Getting a 36-foot catamaran with brand-new engines completely dialed in less than a week is ambitious. But getting it dialed in for a 270-mile nonstop endurance run in the same period of time? That’s a very tall order.
Just ask veteran racer Ryan Beckley and Chris LaMorte, who spent the better part of this week—and just finished up today—getting LaMorte’s Skater Powerboat 36-foot cat with new 700-plus-hp engines from Innovation Marine in Sarasota, Fla., ready for the upcoming Around Long Island Race on Saturday, Aug. 22 in New York.
Despite lacking adequate time to get their boat completely ready, LaMorte and Beckley still plan to compete next Saturday in the Around Long Island Race (click image to enlarge). Photo courtesy/copyright Pete Boden/Shoot 2 Thrill Pix
Along for the ride this week—so to speak—to handle the fuel mapping for the electronically fuel-injected powerplants were representatives from Innovation Marine. Equally invaluable during the past few days, as well as in the months before them, was Grant Bruggemann of Grant’s Signature Rigging. Bruggemann has assisted Beckley, who will throttle the boat and LaMorte, who will be driving in his first offshore race in Long Island, with everything from replacing the rear bench with a fuel cell—upping total fuel capacity to a little more than 400 gallons—to going through the cat’s Mercury Racing No. 6 drives. Earlier today, Bruggemann even replaced a hydraulic trim line for one of the drives so Beckley and LaMorte could get an extra 30 minutes of running time.
“It’s been challenging, almost like she didn’t really want to go Long Island,” Beckley said. “Grant told us, ‘Oh no, she is going to Long Island.’ Grant has been incredible. He’s been working on the boat for months.”
Beckley, who dropped off LaMorte this afternoon for his flight back to his home in New Jersey, estimated that they ran the cat for less than two hours not counting an Innovation Marine representative “in the bilge with a laptop” during the past two days.

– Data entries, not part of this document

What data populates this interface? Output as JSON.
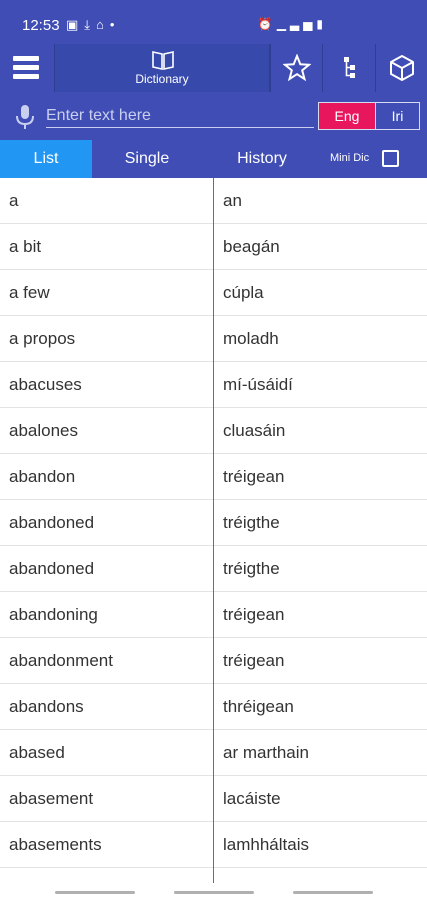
{
  "status_bar": {
    "time": "12:53",
    "icons_left": [
      "image-icon",
      "download-icon",
      "home-icon",
      "dot-icon"
    ],
    "icons_right": [
      "alarm-icon",
      "signal-icon",
      "battery-icon"
    ]
  },
  "app_bar": {
    "dictionary_label": "Dictionary",
    "icons": [
      "star-icon",
      "tree-icon",
      "cube-icon"
    ]
  },
  "search": {
    "placeholder": "Enter text here",
    "value": "",
    "lang_eng": "Eng",
    "lang_iri": "Iri",
    "active_lang": "Eng"
  },
  "tabs": {
    "list": "List",
    "single": "Single",
    "history": "History",
    "mini_dic": "Mini Dic",
    "active": "List",
    "mini_dic_checked": false
  },
  "entries": [
    {
      "en": "a",
      "ga": "an"
    },
    {
      "en": "a bit",
      "ga": "beagán"
    },
    {
      "en": "a few",
      "ga": "cúpla"
    },
    {
      "en": "a propos",
      "ga": "moladh"
    },
    {
      "en": "abacuses",
      "ga": "mí-úsáidí"
    },
    {
      "en": "abalones",
      "ga": "cluasáin"
    },
    {
      "en": "abandon",
      "ga": "tréigean"
    },
    {
      "en": "abandoned",
      "ga": "tréigthe"
    },
    {
      "en": "abandoned",
      "ga": "tréigthe"
    },
    {
      "en": "abandoning",
      "ga": "tréigean"
    },
    {
      "en": "abandonment",
      "ga": "tréigean"
    },
    {
      "en": "abandons",
      "ga": "thréigean"
    },
    {
      "en": "abased",
      "ga": "ar marthain"
    },
    {
      "en": "abasement",
      "ga": "lacáiste"
    },
    {
      "en": "abasements",
      "ga": "lamhháltais"
    }
  ],
  "colors": {
    "primary": "#3f4db5",
    "active_tab": "#2196f3",
    "active_lang": "#e8175d",
    "divider": "#2e8b7d"
  }
}
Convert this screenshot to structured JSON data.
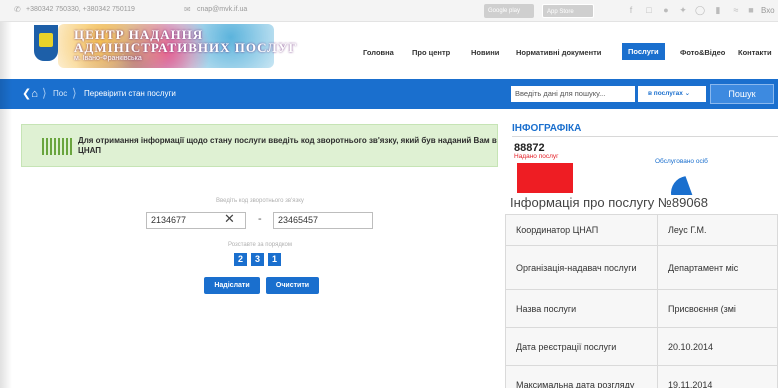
{
  "topbar": {
    "phones": "+380342 750330, +380342 750119",
    "email": "cnap@mvk.if.ua",
    "google_play": "Google play",
    "app_store": "App Store",
    "login": "Вхо"
  },
  "header": {
    "logo_line1": "ЦЕНТР НАДАННЯ",
    "logo_line2": "АДМІНІСТРАТИВНИХ ПОСЛУГ",
    "logo_line3": "м. Івано-Франківська",
    "nav": [
      "Головна",
      "Про центр",
      "Новини",
      "Нормативні документи",
      "Послуги",
      "Фото&Відео",
      "Контакти"
    ],
    "active_nav": "Послуги"
  },
  "breadcrumb": {
    "item1": "Пос",
    "item2": "Перевірити стан послуги"
  },
  "search": {
    "placeholder": "Введіть дані для пошуку...",
    "scope": "в послугах",
    "button": "Пошук"
  },
  "notice": {
    "text": "Для отримання інформації щодо стану послуги введіть код зворотнього зв'язку, який був наданий Вам в ЦНАП"
  },
  "form": {
    "code_label": "Введіть код зворотнього зв'язку",
    "code1": "2134677",
    "code2": "23465457",
    "order_label": "Розставте за порядком",
    "digits": [
      "2",
      "3",
      "1"
    ],
    "submit": "Надіслати",
    "clear": "Очистити"
  },
  "infographic": {
    "title": "ІНФОГРАФІКА",
    "provided_count": "88872",
    "provided_label": "Надано послуг",
    "served_label": "Обслуговано осіб"
  },
  "service_info": {
    "title": "Інформація про послугу №89068",
    "rows": [
      {
        "key": "Координатор ЦНАП",
        "value": "Леус Г.М."
      },
      {
        "key": "Організація-надавач послуги",
        "value": "Департамент міс"
      },
      {
        "key": "Назва послуги",
        "value": "Присвоєння (змі"
      },
      {
        "key": "Дата реєстрації послуги",
        "value": "20.10.2014"
      },
      {
        "key": "Максимальна дата розгляду",
        "value": "19.11.2014"
      }
    ]
  },
  "colors": {
    "primary": "#1a6fce",
    "notice_bg": "#dff1d3",
    "red": "#ee1d23"
  }
}
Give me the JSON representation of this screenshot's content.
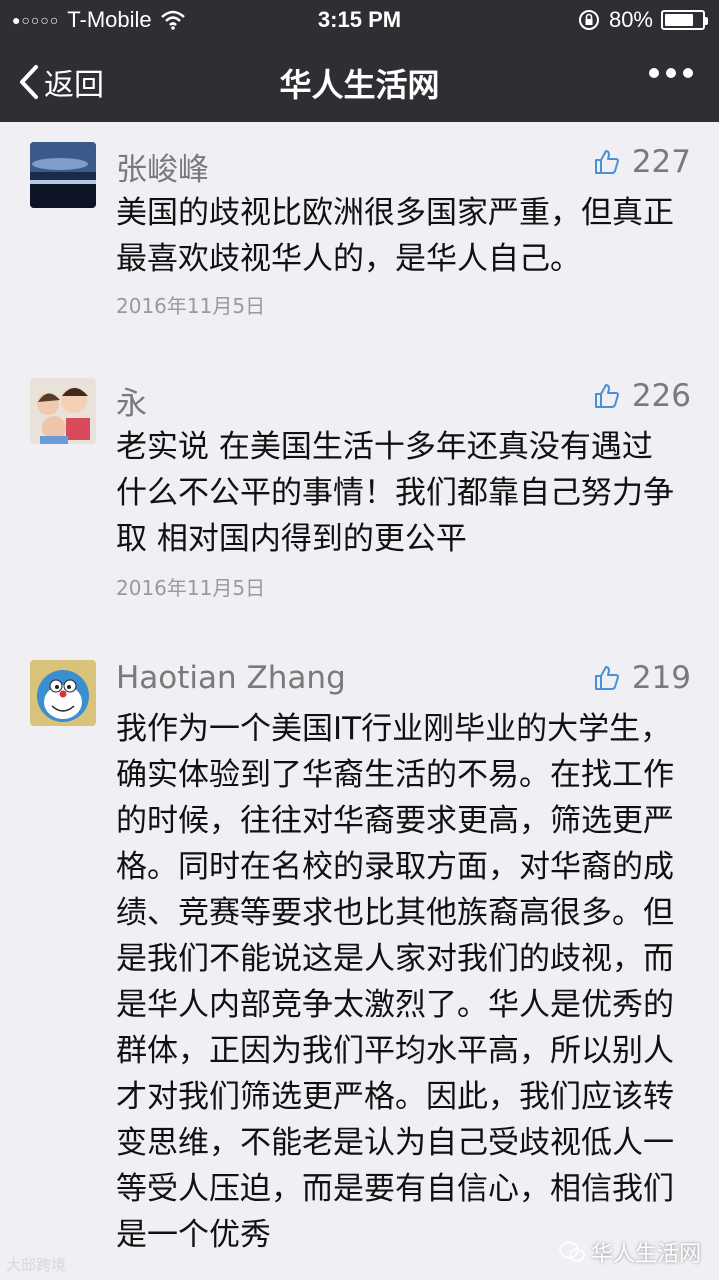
{
  "status": {
    "carrier": "T-Mobile",
    "time": "3:15 PM",
    "battery": "80%",
    "battery_level": 0.8
  },
  "nav": {
    "back_label": "返回",
    "title": "华人生活网"
  },
  "comments": [
    {
      "name": "张峻峰",
      "likes": "227",
      "text": "美国的歧视比欧洲很多国家严重，但真正最喜欢歧视华人的，是华人自己。",
      "date": "2016年11月5日"
    },
    {
      "name": "永",
      "likes": "226",
      "text": "老实说 在美国生活十多年还真没有遇过什么不公平的事情！我们都靠自己努力争取 相对国内得到的更公平",
      "date": "2016年11月5日"
    },
    {
      "name": "Haotian Zhang",
      "likes": "219",
      "text": "我作为一个美国IT行业刚毕业的大学生，确实体验到了华裔生活的不易。在找工作的时候，往往对华裔要求更高，筛选更严格。同时在名校的录取方面，对华裔的成绩、竞赛等要求也比其他族裔高很多。但是我们不能说这是人家对我们的歧视，而是华人内部竞争太激烈了。华人是优秀的群体，正因为我们平均水平高，所以别人才对我们筛选更严格。因此，我们应该转变思维，不能老是认为自己受歧视低人一等受人压迫，而是要有自信心，相信我们是一个优秀"
    }
  ],
  "watermark": {
    "left": "大邸跨境",
    "right": "华人生活网"
  }
}
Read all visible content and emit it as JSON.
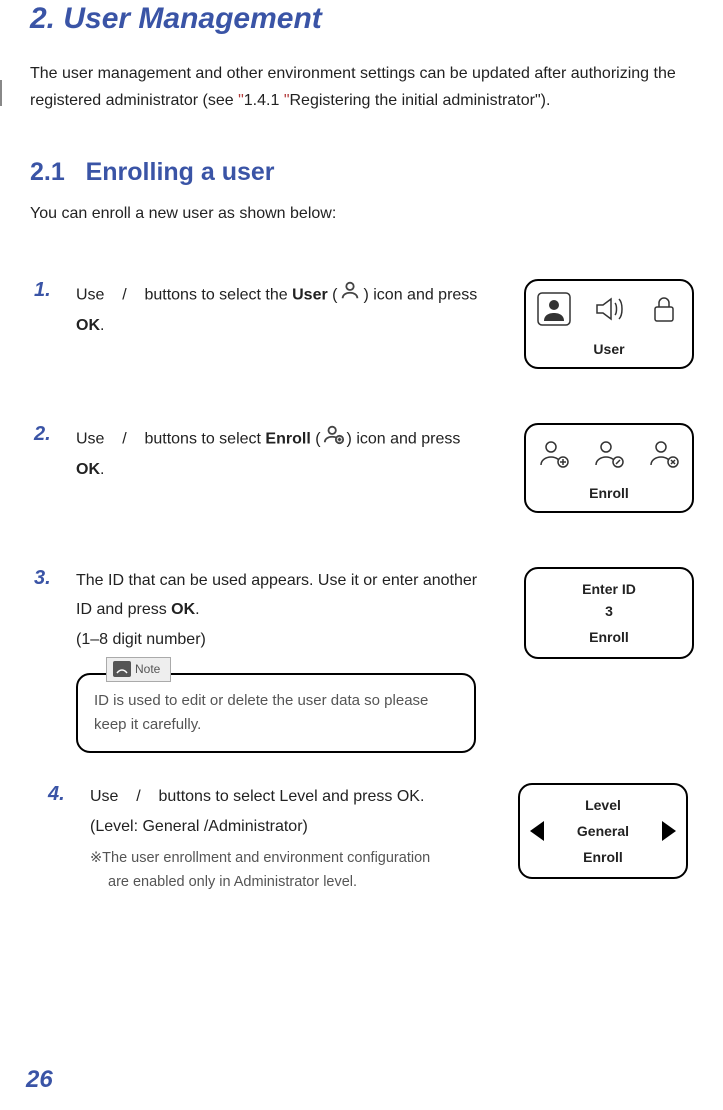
{
  "page": {
    "title": "2. User Management",
    "intro_pre": "The user management and other environment settings can be updated after authorizing the registered administrator (see ",
    "intro_q": "\"",
    "intro_ref": "1.4.1 ",
    "intro_q2": "\"",
    "intro_refTitle": "Registering the initial administrator\").",
    "section_num": "2.1",
    "section_title": "Enrolling a user",
    "section_intro": "You can enroll a new user as shown below:",
    "page_number": "26"
  },
  "steps": {
    "s1": {
      "num": "1.",
      "text_pre": "Use    /    buttons to select the ",
      "bold1": "User",
      "text_mid": " (",
      "icon": "user-icon",
      "text_post": ") icon and press ",
      "bold2": "OK",
      "text_end": ".",
      "panel": {
        "label": "User"
      }
    },
    "s2": {
      "num": "2.",
      "text_pre": "Use    /    buttons to select ",
      "bold1": "Enroll",
      "text_mid": " (",
      "icon": "enroll-icon",
      "text_post": ") icon and press ",
      "bold2": "OK",
      "text_end": ".",
      "panel": {
        "label": "Enroll"
      }
    },
    "s3": {
      "num": "3.",
      "line1_pre": "The ID that can be used appears. Use it or enter another ID and press ",
      "line1_bold": "OK",
      "line1_post": ".",
      "line2": "(1–8 digit number)",
      "note": "ID is used to edit or delete the user data so please keep it carefully.",
      "note_label": "Note",
      "panel": {
        "title": "Enter ID",
        "value": "3",
        "label": "Enroll"
      }
    },
    "s4": {
      "num": "4.",
      "line1": "Use    /    buttons to select Level and press OK.",
      "line2": "(Level: General /Administrator)",
      "foot1": "※The user enrollment and environment configuration",
      "foot2": "are enabled only in Administrator level.",
      "panel": {
        "title": "Level",
        "value": "General",
        "label": "Enroll"
      }
    }
  }
}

“We had a lot to do with dialing it in, starting with buying a new pair of props for the boat,” Beckley said. “Going from 1,000 hp to almost 1,500 hp is a big change. We got it up to 114 mph, which is the fastest that boat has ever run.”